Just as many students in the history of humankind are content with choosing the path of least resistance, there are students that desire to seek and find primary source material on their own and choose to read portions of texts in full. Does AP allow for this? Does AP allow for the advanced inquiry level and the prospects for it, that Taylor addresses and encompasses in her Tweet? Furthermore, should black history be associated more with enrichment and non-traditional methodologies in education and less with achievement, competitiveness, and conventional approaches? In some regards, the quest for historically marginalized subject matter to enter the establishment is following the path outlined in Aesop’s fable, The Goose that Laid the Golden Eggs.

I would never be so harsh as to discount any and every Advanced Placement class unconditionally, especially the potentially emancipatory African American course. At best the course would further shape the goals of a more rigorous AP, ignite interest in secondary school course selection, serve historically underserved communities, and attract more people of color to teaching that have been turned off, or outright denied, by a culture of white supremacy. At worst, the course could serve to undermine higher education’s black history offerings while continuing the trend that AP has already posed for post-secondary educators. Will this course aim higher and emphasize writing, interdisciplinary research, and historicize the value of source material? Or will it simply offer a class that dovetails all too nicely with the existing conservative test prep orthodoxy and cater to predictable socio-economic groupings?

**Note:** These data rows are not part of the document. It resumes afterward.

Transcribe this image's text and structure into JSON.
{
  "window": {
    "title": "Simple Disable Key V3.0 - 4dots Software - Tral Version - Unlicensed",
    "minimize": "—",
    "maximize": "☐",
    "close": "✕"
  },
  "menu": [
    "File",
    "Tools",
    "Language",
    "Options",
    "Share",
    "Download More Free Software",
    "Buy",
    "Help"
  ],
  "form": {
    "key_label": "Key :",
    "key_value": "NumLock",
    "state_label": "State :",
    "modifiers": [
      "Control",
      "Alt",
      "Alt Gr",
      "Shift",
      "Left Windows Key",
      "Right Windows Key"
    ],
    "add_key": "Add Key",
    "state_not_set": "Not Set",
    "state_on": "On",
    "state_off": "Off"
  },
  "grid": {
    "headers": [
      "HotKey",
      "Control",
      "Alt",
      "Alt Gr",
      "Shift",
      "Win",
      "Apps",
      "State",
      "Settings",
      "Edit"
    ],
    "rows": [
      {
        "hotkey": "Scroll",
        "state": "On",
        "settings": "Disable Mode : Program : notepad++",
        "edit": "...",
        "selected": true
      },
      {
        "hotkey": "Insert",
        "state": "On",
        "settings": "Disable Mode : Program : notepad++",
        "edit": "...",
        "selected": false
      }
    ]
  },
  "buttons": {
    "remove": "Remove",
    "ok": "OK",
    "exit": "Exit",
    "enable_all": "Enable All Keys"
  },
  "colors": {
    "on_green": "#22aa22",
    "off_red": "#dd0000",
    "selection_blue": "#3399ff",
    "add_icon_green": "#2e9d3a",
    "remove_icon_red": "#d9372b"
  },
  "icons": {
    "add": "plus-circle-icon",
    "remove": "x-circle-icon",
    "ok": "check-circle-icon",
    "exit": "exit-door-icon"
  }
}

Perhaps, the balanced, fair, and correct assessment is to cheer on the AP African American Studies course because it is the only thing we can do. There is nothing that says that this course cannot be an agent for change in other areas of schooling. If the emergence of any one AP course could cause a groundswell in education, it is the hope of many to be this one. Certain schools have abandoned Advanced Placement courses for the issues and questions discussed here but by no means are they likely to go away. Just as identity in America is a very complicated topic, so is the potential value of this course. There is no question that regardless of its successes or failures, AP African American Studies is a humane, appropriate, and just idea and has the capacity to empower many people across the educational landscape.

Daniel Falcone is a teacher, journalist, and PhD student in the World History program at St. John’s University in Jamaica, NY as well as a member of the Democratic Socialists of America. He resides in New York City.